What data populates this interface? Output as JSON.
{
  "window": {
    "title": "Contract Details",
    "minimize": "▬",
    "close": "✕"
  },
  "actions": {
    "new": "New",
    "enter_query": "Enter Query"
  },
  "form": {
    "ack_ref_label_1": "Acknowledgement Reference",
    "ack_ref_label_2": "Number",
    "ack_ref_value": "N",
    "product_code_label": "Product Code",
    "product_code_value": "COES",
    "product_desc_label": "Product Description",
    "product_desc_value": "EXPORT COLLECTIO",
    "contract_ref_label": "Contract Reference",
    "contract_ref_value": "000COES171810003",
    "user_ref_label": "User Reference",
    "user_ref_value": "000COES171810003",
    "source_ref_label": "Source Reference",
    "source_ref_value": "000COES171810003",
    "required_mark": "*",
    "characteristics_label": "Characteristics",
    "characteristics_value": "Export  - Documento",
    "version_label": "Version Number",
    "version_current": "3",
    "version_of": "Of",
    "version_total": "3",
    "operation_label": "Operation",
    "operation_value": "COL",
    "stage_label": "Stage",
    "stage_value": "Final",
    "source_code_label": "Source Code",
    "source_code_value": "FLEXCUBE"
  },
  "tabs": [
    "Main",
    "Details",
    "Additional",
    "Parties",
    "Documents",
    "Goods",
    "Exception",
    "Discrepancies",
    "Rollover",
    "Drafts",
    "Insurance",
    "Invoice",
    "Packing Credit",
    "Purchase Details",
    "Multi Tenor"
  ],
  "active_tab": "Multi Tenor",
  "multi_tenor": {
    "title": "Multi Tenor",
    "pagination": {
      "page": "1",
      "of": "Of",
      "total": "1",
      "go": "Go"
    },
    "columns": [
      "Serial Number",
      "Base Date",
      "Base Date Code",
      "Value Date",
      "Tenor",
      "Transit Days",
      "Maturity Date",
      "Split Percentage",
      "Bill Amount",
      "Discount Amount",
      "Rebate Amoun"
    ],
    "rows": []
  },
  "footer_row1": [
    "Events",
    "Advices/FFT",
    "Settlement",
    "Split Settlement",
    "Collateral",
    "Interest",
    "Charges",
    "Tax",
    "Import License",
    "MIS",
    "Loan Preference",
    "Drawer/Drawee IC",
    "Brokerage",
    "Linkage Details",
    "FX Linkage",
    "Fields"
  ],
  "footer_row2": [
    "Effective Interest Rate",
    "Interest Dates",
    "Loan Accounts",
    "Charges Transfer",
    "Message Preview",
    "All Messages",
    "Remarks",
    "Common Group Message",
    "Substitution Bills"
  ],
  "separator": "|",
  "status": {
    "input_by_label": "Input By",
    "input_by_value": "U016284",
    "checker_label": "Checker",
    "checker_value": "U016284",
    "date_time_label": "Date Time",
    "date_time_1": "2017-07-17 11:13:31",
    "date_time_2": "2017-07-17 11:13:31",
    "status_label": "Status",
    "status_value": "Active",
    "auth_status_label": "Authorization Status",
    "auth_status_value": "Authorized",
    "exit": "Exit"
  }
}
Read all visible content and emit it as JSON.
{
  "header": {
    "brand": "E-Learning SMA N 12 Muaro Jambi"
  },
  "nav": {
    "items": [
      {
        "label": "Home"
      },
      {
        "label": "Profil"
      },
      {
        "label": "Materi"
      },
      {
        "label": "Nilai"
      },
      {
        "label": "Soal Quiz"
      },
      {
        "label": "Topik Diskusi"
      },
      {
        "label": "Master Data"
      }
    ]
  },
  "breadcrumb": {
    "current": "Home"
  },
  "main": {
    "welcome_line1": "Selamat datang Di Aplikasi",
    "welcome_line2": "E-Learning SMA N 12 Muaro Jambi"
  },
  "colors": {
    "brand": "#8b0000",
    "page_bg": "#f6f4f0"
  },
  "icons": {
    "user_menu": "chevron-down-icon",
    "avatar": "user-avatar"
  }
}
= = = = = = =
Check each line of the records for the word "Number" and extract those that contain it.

    "ack_ref_label_2": "Number",
    "version_label": "Version Number",
      "Serial Number",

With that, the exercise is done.